Another blog post that starts with a sample of the internet's finest, one of my favorite bits of humor, which I will title only:
Commas Are Important
This never fails to make me giggle, and is a great illustration of the importance of punctuation ... though unlike most examples, this one distorts the meaning by addition rather than subtraction.
I've always been a stickler for commas - not only where they belong, but where they don't. (Whenever I see a sentence starting with "And," or "But," I cringe.) I'll cheerily confess to overusing my ellipses, my semi-colons and my dashes, especially for effect, but I try to make sure every comma is in its place.
Lately, however, I've noticed an increasing trend of disappearing commas. Some e-publications seem to have style-guides that omit not only standard comma use, but occasionally remove them from places where they're crucial for clarity. I don't chalk this up to poor proofing or ignorance: it seems to be a deliberate choice.
So all right, maybe I'm an old fogey in some regards. Is this sentence really hindered by the loss of its comma?

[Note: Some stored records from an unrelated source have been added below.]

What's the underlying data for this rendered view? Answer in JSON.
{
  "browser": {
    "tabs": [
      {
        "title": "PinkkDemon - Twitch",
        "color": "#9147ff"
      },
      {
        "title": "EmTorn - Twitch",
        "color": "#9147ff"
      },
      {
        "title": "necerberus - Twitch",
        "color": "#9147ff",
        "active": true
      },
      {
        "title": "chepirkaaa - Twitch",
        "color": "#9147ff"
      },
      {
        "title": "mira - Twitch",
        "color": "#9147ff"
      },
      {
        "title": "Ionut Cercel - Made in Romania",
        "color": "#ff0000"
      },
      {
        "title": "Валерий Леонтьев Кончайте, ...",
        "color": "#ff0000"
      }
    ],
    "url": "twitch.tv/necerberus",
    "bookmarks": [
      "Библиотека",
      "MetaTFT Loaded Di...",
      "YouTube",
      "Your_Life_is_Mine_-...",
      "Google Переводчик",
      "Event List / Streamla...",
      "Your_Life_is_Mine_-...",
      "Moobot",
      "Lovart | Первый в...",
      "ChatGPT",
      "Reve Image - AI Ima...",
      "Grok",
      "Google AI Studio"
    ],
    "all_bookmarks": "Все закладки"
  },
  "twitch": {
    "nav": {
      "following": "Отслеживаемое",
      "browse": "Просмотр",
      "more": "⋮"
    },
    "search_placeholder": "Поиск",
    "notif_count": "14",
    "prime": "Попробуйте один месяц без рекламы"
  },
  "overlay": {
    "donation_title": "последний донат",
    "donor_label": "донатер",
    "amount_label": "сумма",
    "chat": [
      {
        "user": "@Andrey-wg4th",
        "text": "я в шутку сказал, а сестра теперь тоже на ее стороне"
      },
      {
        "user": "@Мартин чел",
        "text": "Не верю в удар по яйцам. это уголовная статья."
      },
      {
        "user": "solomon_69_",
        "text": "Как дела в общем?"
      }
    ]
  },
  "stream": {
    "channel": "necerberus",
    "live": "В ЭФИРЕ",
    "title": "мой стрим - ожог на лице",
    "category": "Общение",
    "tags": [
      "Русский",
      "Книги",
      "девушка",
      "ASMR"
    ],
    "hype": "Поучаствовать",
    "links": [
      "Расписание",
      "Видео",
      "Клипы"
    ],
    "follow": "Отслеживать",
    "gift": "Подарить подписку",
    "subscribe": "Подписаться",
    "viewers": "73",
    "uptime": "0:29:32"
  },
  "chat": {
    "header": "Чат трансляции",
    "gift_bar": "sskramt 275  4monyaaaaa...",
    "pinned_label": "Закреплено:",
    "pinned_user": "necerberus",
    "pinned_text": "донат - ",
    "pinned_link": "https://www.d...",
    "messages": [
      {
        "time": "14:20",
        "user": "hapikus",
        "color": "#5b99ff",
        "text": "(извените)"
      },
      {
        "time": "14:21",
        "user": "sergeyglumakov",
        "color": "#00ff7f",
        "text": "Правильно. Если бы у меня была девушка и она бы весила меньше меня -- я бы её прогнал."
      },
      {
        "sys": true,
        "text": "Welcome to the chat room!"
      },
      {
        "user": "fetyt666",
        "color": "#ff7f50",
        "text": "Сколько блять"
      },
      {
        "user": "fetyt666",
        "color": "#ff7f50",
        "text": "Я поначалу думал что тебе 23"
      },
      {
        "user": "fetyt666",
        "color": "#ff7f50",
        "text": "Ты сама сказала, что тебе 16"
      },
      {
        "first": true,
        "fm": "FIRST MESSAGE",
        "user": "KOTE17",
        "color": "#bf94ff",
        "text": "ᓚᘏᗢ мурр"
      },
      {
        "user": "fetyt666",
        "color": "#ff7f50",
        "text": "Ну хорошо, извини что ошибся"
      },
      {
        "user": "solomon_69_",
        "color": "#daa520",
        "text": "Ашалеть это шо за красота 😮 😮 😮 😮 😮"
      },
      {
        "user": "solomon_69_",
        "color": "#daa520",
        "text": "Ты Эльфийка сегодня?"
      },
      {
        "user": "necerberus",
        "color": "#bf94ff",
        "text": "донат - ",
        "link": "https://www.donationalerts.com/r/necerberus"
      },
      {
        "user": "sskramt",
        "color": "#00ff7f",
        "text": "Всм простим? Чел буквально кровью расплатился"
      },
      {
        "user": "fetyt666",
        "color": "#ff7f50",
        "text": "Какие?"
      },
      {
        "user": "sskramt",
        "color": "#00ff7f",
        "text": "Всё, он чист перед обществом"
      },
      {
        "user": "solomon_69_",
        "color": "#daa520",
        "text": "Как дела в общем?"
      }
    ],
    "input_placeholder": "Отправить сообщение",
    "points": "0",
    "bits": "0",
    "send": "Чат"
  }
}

Earlier that day, she had tea with a dragon.
(I've warned y'all about my examples before, haven't I?)
It's still clear what's being talked about, but I can't help but feel the loss of the beat. On the other hand:
She turned around slowly assessing the beast.
Is she turning slowly, or assessing slowly? The lack of comma makes it muddy.
I think part of the reason commas are something I spend so much energy with is they are the tools of beat, rhythm and accent in language. As a musician, I can't help but notice the flow. As a harp player, I'm particularly attuned to phrases in music. When you work out the fingering for a tune, as long as there is at least one finger on the harp, the notes provide a connected phrase. As soon as you come off, that breaks the connection - the end of the phrase, the pause, the singer's breath mark ... the comma.